### PROBLEM STATEMENT
Scan the material below for the string "Notice". Report every line that has it.

### THE DATA
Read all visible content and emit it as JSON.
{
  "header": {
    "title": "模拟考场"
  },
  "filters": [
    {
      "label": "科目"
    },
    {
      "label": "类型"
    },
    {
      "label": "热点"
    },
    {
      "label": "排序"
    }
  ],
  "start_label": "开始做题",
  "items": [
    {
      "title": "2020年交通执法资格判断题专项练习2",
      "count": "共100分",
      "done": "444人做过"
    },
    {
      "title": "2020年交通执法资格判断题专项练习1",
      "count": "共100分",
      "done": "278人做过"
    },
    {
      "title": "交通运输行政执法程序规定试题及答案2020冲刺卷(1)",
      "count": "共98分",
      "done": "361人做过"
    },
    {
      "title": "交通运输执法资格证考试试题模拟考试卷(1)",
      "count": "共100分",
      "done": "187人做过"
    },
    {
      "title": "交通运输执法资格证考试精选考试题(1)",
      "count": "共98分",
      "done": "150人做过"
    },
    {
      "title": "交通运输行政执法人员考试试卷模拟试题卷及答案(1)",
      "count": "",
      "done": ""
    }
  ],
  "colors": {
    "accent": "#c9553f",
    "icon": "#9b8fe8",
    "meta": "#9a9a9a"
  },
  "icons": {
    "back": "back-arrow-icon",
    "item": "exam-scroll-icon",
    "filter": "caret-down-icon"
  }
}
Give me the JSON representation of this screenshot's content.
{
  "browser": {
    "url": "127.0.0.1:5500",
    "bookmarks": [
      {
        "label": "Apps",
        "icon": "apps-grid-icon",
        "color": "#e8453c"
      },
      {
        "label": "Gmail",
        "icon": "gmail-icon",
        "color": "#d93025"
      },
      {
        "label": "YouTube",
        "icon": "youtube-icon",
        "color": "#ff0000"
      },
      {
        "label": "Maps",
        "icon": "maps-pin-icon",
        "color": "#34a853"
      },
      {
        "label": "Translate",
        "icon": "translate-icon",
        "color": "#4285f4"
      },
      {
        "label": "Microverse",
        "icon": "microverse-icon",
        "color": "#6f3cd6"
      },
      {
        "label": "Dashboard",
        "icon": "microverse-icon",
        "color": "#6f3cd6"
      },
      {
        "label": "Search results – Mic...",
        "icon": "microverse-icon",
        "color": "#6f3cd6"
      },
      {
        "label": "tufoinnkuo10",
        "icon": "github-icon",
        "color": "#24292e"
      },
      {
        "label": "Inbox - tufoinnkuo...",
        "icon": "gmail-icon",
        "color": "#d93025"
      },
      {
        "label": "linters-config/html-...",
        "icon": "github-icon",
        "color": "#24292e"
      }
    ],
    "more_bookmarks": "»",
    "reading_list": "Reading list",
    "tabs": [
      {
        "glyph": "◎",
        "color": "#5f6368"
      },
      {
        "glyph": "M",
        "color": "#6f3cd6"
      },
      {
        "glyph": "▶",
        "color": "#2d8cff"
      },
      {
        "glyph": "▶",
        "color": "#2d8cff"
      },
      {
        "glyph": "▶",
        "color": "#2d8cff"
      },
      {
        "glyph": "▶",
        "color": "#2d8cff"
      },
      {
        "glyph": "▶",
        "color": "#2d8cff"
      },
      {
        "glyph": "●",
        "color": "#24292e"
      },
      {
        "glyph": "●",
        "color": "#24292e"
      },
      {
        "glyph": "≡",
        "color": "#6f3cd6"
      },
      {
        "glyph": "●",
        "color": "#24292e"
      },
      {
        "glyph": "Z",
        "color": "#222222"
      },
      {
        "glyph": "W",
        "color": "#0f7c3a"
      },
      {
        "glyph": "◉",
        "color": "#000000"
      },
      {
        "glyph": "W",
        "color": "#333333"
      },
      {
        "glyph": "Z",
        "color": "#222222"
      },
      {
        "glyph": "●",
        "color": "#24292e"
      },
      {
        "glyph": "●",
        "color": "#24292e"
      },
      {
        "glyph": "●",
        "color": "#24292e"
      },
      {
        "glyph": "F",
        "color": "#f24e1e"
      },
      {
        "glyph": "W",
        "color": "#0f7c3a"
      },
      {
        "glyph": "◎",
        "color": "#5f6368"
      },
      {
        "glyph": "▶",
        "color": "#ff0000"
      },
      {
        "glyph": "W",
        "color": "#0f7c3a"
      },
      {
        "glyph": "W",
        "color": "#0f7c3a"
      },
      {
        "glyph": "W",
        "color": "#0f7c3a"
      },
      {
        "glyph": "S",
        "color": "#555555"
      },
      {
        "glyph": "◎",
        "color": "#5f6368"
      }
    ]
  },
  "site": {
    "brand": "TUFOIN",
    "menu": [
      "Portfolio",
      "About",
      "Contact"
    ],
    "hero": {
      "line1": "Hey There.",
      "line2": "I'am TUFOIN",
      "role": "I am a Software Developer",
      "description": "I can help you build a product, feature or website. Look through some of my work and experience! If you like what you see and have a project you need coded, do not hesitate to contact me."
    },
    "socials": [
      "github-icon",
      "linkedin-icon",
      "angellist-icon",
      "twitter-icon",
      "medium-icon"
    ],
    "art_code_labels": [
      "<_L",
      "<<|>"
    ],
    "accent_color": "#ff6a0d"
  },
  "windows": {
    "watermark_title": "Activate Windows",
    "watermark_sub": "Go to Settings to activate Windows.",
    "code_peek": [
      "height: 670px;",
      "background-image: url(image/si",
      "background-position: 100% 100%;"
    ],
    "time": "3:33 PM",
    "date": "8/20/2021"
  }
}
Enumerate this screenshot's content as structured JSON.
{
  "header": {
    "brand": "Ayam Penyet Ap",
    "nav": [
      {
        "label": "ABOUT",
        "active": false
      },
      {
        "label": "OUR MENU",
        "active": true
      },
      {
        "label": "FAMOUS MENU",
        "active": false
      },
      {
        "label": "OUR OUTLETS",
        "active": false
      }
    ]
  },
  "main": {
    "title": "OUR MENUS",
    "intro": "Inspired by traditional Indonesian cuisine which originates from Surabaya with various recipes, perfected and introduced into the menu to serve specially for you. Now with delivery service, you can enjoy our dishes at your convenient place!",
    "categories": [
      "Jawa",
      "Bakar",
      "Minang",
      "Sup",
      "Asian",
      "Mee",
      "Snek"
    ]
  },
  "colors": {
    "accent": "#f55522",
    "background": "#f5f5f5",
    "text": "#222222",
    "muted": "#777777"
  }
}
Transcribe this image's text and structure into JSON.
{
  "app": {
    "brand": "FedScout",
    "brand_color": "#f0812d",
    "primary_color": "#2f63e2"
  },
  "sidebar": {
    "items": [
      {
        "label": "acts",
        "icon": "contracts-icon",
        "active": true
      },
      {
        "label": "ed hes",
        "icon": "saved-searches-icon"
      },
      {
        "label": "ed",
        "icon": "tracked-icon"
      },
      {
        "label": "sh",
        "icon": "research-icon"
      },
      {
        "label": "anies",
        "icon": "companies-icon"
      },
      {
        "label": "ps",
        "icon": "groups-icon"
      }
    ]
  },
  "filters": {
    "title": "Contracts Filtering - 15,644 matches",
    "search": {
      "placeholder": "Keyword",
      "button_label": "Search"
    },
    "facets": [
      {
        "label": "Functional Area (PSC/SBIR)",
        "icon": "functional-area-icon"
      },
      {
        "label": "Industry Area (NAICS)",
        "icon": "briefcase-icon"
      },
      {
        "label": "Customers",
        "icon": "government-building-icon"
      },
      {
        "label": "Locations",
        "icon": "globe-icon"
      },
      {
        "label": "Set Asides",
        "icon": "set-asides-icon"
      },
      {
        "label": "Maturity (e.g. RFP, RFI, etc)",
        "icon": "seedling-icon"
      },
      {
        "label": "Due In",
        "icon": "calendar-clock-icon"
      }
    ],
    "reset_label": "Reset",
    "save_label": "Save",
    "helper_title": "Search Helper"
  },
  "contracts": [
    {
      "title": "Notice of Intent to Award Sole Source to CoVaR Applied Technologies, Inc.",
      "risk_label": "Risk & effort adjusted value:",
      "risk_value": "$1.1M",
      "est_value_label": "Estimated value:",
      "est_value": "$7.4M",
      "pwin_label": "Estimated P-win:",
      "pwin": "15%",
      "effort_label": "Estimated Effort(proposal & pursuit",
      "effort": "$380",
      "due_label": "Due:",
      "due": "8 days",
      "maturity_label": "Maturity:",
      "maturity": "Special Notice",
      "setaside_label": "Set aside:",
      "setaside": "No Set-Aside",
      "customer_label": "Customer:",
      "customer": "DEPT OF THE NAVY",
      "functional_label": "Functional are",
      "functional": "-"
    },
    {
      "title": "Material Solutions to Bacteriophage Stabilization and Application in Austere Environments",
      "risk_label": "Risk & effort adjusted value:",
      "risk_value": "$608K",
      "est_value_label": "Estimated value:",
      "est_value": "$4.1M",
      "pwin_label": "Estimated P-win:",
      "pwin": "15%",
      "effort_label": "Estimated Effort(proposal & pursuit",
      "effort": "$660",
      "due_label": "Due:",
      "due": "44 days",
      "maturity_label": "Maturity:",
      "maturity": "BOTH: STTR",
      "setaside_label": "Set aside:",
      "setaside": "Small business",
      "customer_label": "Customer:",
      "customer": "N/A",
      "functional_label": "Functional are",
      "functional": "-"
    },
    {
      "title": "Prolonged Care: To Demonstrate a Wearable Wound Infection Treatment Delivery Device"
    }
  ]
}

### ANSWER SPACE
      "title": "Notice of Intent to Award Sole Source to CoVaR Applied Technologies, Inc.",
      "maturity": "Special Notice",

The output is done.